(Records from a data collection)
※
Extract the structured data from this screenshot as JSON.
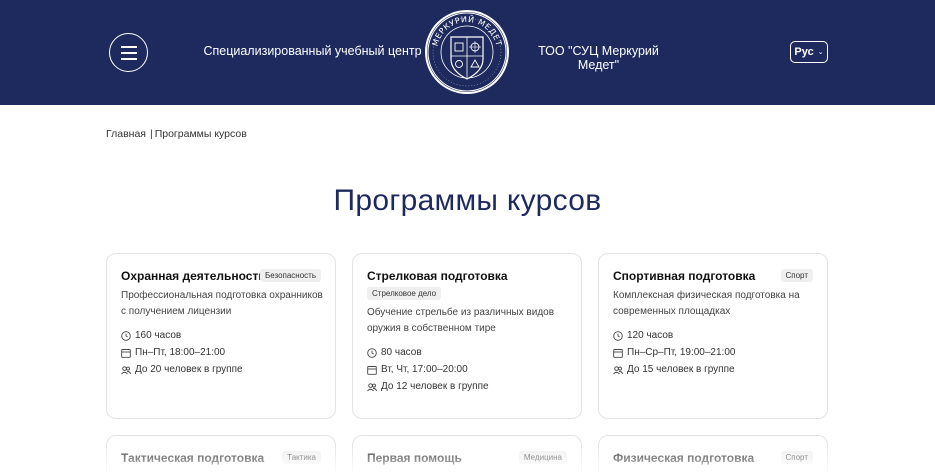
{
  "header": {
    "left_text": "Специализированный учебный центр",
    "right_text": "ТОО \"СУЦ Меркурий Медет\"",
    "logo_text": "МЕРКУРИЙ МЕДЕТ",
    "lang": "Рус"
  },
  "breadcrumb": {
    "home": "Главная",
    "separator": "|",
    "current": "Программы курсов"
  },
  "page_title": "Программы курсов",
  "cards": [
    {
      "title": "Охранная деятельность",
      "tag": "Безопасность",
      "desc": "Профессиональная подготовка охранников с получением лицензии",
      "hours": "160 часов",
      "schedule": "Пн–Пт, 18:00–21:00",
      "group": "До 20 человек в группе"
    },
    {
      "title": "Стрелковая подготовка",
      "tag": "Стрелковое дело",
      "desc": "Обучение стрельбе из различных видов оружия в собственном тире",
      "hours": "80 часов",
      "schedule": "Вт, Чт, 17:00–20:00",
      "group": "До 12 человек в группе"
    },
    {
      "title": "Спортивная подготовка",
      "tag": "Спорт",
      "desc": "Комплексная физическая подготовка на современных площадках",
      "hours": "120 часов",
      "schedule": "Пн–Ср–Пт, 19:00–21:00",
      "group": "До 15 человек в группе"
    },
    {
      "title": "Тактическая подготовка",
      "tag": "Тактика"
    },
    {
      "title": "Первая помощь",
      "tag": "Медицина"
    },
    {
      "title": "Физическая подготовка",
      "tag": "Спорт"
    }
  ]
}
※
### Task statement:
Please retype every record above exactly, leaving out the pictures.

### Response area:
Extract the structured data from this screenshot as JSON.
{
  "header": {
    "left_text": "Специализированный учебный центр",
    "right_text": "ТОО \"СУЦ Меркурий Медет\"",
    "logo_text": "МЕРКУРИЙ МЕДЕТ",
    "lang": "Рус"
  },
  "breadcrumb": {
    "home": "Главная",
    "separator": "|",
    "current": "Программы курсов"
  },
  "page_title": "Программы курсов",
  "cards": [
    {
      "title": "Охранная деятельность",
      "tag": "Безопасность",
      "desc": "Профессиональная подготовка охранников с получением лицензии",
      "hours": "160 часов",
      "schedule": "Пн–Пт, 18:00–21:00",
      "group": "До 20 человек в группе"
    },
    {
      "title": "Стрелковая подготовка",
      "tag": "Стрелковое дело",
      "desc": "Обучение стрельбе из различных видов оружия в собственном тире",
      "hours": "80 часов",
      "schedule": "Вт, Чт, 17:00–20:00",
      "group": "До 12 человек в группе"
    },
    {
      "title": "Спортивная подготовка",
      "tag": "Спорт",
      "desc": "Комплексная физическая подготовка на современных площадках",
      "hours": "120 часов",
      "schedule": "Пн–Ср–Пт, 19:00–21:00",
      "group": "До 15 человек в группе"
    },
    {
      "title": "Тактическая подготовка",
      "tag": "Тактика"
    },
    {
      "title": "Первая помощь",
      "tag": "Медицина"
    },
    {
      "title": "Физическая подготовка",
      "tag": "Спорт"
    }
  ]
}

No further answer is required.